Hummingbirds are tiny fast-paced creatures, flapping their wings so fast they look like a blur. And that's what makes them so amazing. Let's find out what kinds of hummingbirds you can spot around Alabama and what is the best way to spot a hummer.
Kinds of hummingbirds in Alabama
If you’re in Alabama during the season, expect to witness the most common kind of hummers—the ruby-throated ones (or known as Archilochus colubris). More rarely, but still, there is a chance to spot rufous hummingbirds (Selasphorus rufus). You can find both of these kinds in gardens or parks with hummingbird feeders.
You can easily distinguish between females and males by their looks.
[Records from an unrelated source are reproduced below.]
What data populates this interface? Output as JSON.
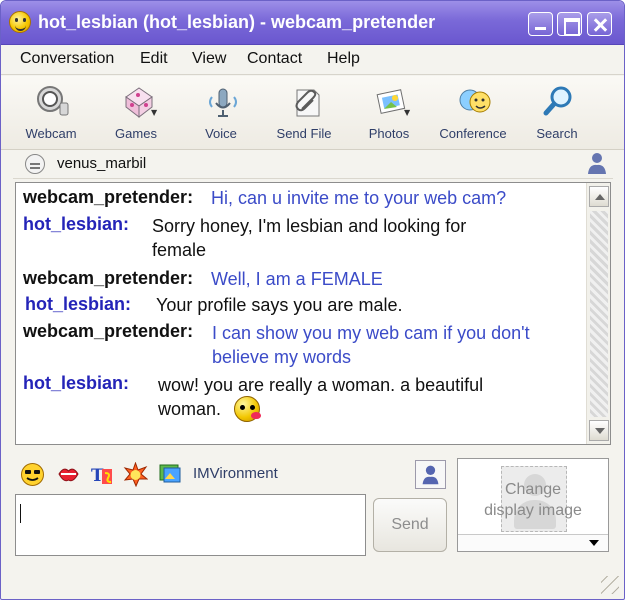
{
  "window": {
    "title": "hot_lesbian  (hot_lesbian) - webcam_pretender",
    "controls": [
      "minimize-icon",
      "maximize-icon",
      "close-icon"
    ]
  },
  "menu": {
    "items": [
      "Conversation",
      "Edit",
      "View",
      "Contact",
      "Help"
    ]
  },
  "toolbar": {
    "items": [
      {
        "label": "Webcam",
        "icon": "webcam-icon"
      },
      {
        "label": "Games",
        "icon": "dice-icon"
      },
      {
        "label": "Voice",
        "icon": "microphone-icon"
      },
      {
        "label": "Send File",
        "icon": "paperclip-file-icon"
      },
      {
        "label": "Photos",
        "icon": "photo-icon"
      },
      {
        "label": "Conference",
        "icon": "conference-icon"
      },
      {
        "label": "Search",
        "icon": "magnifier-icon"
      }
    ]
  },
  "contact": {
    "name": "venus_marbil",
    "status_icon": "contact-status-icon"
  },
  "conversation": {
    "messages": [
      {
        "sender": "webcam_pretender:",
        "text": "Hi, can u invite me to your web cam?",
        "sender_color": "#111111",
        "text_color": "#3b4bc8"
      },
      {
        "sender": "hot_lesbian:",
        "text": "Sorry honey, I'm lesbian and looking for female",
        "sender_color": "#2424b8",
        "text_color": "#111111"
      },
      {
        "sender": "webcam_pretender:",
        "text": "Well, I am a FEMALE",
        "sender_color": "#111111",
        "text_color": "#3b4bc8"
      },
      {
        "sender": "hot_lesbian:",
        "text": "Your profile says you are male.",
        "sender_color": "#2424b8",
        "text_color": "#111111"
      },
      {
        "sender": "webcam_pretender:",
        "text": "I can show you my web cam if you don't believe my words",
        "sender_color": "#111111",
        "text_color": "#3b4bc8"
      },
      {
        "sender": "hot_lesbian:",
        "text": "wow! you are really a woman. a beautiful woman.",
        "sender_color": "#2424b8",
        "text_color": "#111111"
      }
    ],
    "last_message_emoji": "kiss-smiley-icon"
  },
  "compose": {
    "tools": [
      "sunglasses-smiley-icon",
      "lips-icon",
      "text-format-icon",
      "nudge-icon",
      "imvironment-icon"
    ],
    "imvironment_label": "IMVironment",
    "input_value": "",
    "send_label": "Send"
  },
  "display_image": {
    "label_line1": "Change",
    "label_line2": "display image"
  },
  "colors": {
    "title_bar": "#7a69d8",
    "toolbar_label": "#2f3e68",
    "sender_self": "#111111",
    "sender_contact": "#2424b8",
    "message_blue": "#3b4bc8"
  }
}
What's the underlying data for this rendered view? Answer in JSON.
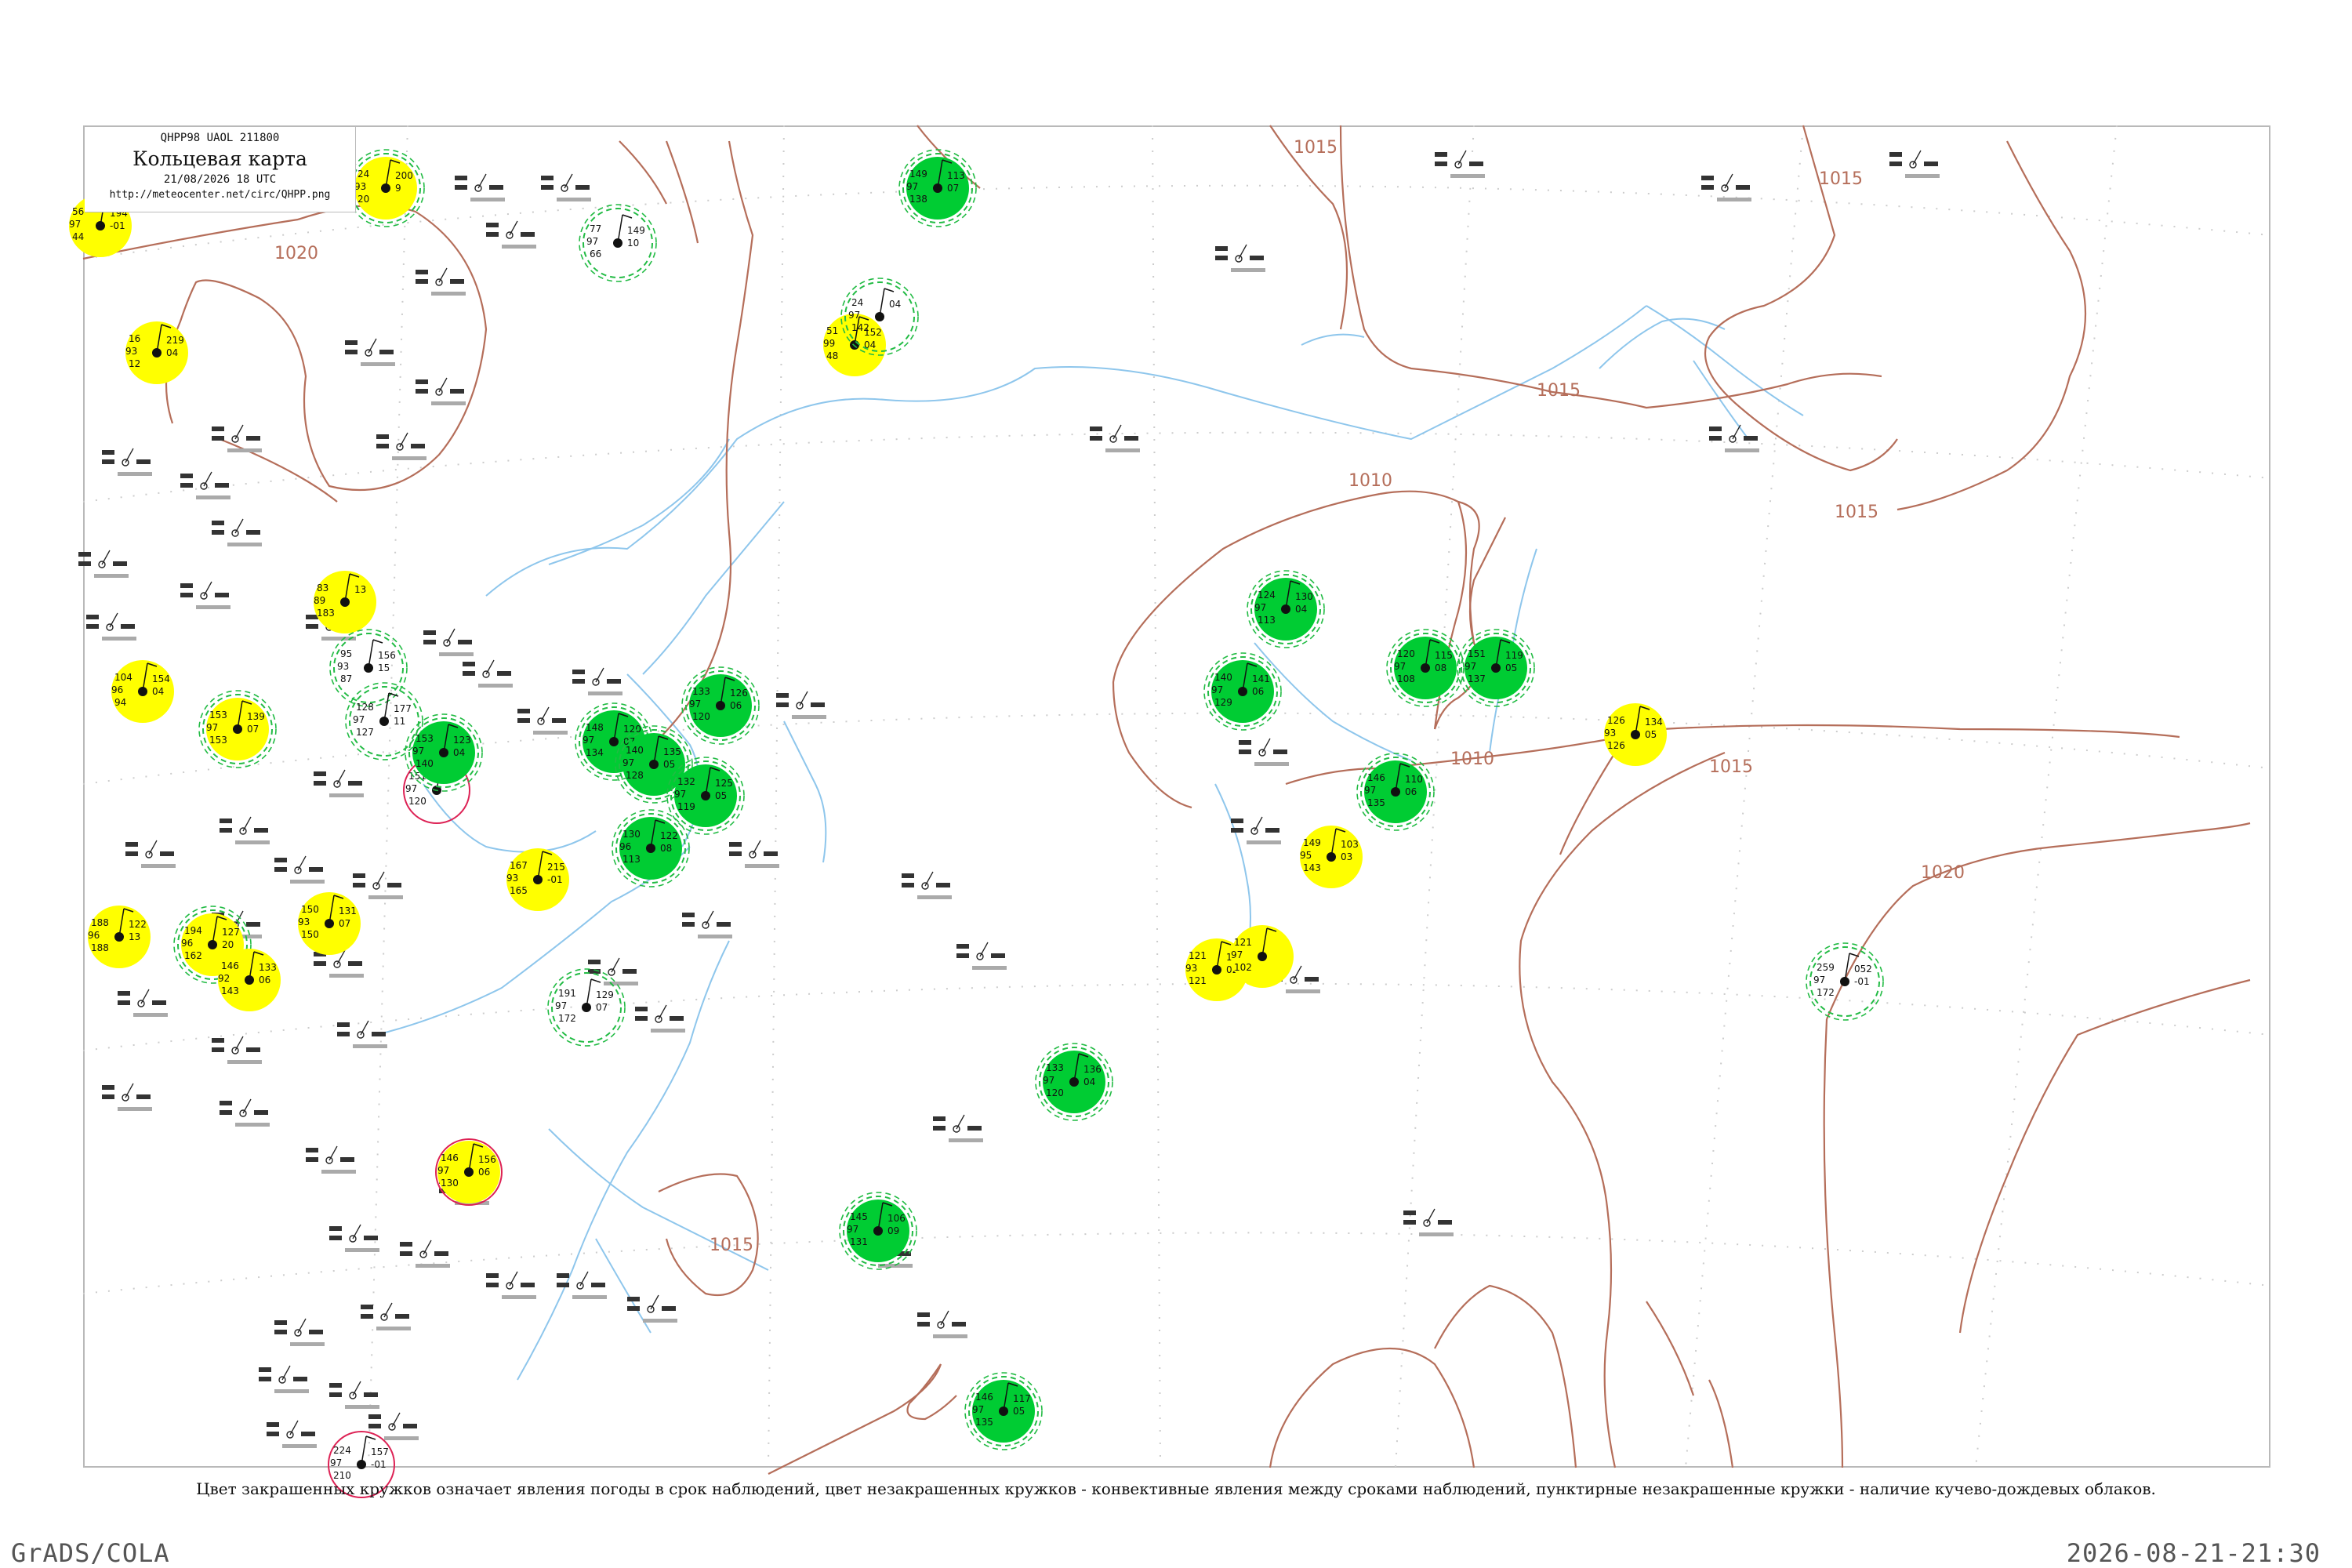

For example, the ruby-throated male hummer has a deep red throat patch and a dark-green back. On the other hand, the female can be recognized by a light-green back and the absence of the red patch on her neck.
When do hummingbirds come to Alabama
In general, hummers have two migratory seasons: spring and fall, and the summer isn’t as attractive to them. This way, hummingbird season in Alabama kicks off between late April and early May, and this is when you should expect to see the first sightings of these birds. As usual, male hummers are the first to depart, and the females, along with the little ones, follow about two weeks later.
When do hummingbirds leave Alabama
Hummingbirds usually leave Alabama in mid- to late October, but keep your feeders outside for as long as the birds need. These birds have an incredible instinctive compass, which tells them exactly when to leave. In some cases, right before the migration, they will eat all the food from the feeders and then vanish into thin air (until next year, of course).
How to attract hummingbirds?
If you want to catch a glimpse of hummingbirds, remember that these tiny creatures burn many calories, so they have to eat around four times an hour. That’s why the best tactic for attracting hummers is creating all favorable conditions (aka food) for them. If you can, turn your back porch into the perfect hummer area with feeders full of nectar. Or go to a special garden, which already has all the conditions—and they already know all the nuances about hummingbird nutrition and lifestyle.